I’ve been writing stories since I was in the third grade, I think. I started with horror stories and the following year I ventured to my first fantasy story, which was a bland ripoff of some science-fantasy anime I used to watch.

Anime and film had been my inspirations. Books were never a thing for me until I was much older. So in my younger years, I basically skipped the basics, and did a bunch of experiments I thought at that time were brilliant.

In the end, there were not at all that great. Fast forward a few years later, my first books were Harry Potter one to the “Order of the Phoenix.” I had, at that time, also read “A Game of Thrones” and “The Gunslinger.” And I thought I’ve learned a lot from those.

The first ever epic I’ve written was called “Dragon Wars,” I was in my third year high school, and I’ve gone halfway through it before deciding to show chapters to some friends and to my grandma. Of course my friends liked it, of course they did. Grandma liked it too, so, of course she would give me a pat on the back. However, she added, “You should explore more on writing simpler sentences.”

I refused. I wanted to be eloquent and dramatic! I was thinking, she didn’t get it. She hadn’t read the books I’ve read, which were, what exactly? Harry Potter, Thrones, and Gunslinger. Nah. I wanted to write shit sentences like, “The susurrus of thousands of leaves rustling in the cold and violent night allowed him to see through the prestidigitation and blahblah.”

In short, I was a thesaurus whore, thinking the more complicated words I used, the more lyrical and more poetic my words would sound. I only realized I’d look like an asshole. I looked at Rowling’s books and King’s, and found that all they ever used in their stories were simple words. Words that paint images as soon as you read them. George RR Martin’s prose is just as easy to read, he never used words that would make you flip through a dictionary, or make you pause to wonder what the fuck did that word mean.

As my readings expanded, I learned that most authors just use words so simple, the story moves on in a fluid and comprehensive pace. And it’s a wonderful experience to go through that phase. The problem is this, it’s how you construct the sentences, how you piece together these simple words to bring out readers’ imaginations.
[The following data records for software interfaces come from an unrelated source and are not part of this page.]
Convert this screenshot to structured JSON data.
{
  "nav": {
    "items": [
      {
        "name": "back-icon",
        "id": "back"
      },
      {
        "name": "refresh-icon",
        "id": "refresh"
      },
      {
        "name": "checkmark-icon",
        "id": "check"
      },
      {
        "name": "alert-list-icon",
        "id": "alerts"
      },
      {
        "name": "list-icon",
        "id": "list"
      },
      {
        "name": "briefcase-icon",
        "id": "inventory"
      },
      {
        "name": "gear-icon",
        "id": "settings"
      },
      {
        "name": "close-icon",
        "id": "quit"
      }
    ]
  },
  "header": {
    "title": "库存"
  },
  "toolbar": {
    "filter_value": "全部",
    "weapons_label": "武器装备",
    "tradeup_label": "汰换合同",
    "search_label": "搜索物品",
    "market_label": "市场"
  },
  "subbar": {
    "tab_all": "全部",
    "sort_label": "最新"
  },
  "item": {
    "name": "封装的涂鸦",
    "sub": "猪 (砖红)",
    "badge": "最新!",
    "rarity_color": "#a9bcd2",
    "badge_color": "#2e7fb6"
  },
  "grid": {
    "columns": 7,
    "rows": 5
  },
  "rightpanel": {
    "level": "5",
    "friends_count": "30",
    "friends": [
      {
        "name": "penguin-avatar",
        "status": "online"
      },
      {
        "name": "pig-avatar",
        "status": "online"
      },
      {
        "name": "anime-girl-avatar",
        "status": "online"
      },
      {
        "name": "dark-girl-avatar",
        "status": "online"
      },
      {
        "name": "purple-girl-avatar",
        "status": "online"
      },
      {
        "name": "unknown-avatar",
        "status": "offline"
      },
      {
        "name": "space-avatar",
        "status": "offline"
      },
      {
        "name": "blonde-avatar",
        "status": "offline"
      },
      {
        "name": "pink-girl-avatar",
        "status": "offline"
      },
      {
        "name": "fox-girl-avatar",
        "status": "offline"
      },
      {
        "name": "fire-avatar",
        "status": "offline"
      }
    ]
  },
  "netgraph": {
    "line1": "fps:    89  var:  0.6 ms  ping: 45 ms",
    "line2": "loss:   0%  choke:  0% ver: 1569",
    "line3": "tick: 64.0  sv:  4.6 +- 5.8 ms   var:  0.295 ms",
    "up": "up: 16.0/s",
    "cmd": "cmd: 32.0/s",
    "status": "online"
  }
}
Later I started reading a bunch of books about writing. There’s a lot of useful advice out there that can inspire writers. But I found that “The Elements of Style” by Strunk and White to be the best source for writers, because they teach you the most basic form of writing from which you can build upon your own voice.

It’s a lesson I’ve learned the hard way as works I’ve been so proud of were crushed or dismantled by beta readers and critics. It’s an experience worth going through and I like to think that my voice has grown over the years. But I’ll never forget that aspect, where you need to write with simple words to build a story that every reader can understand.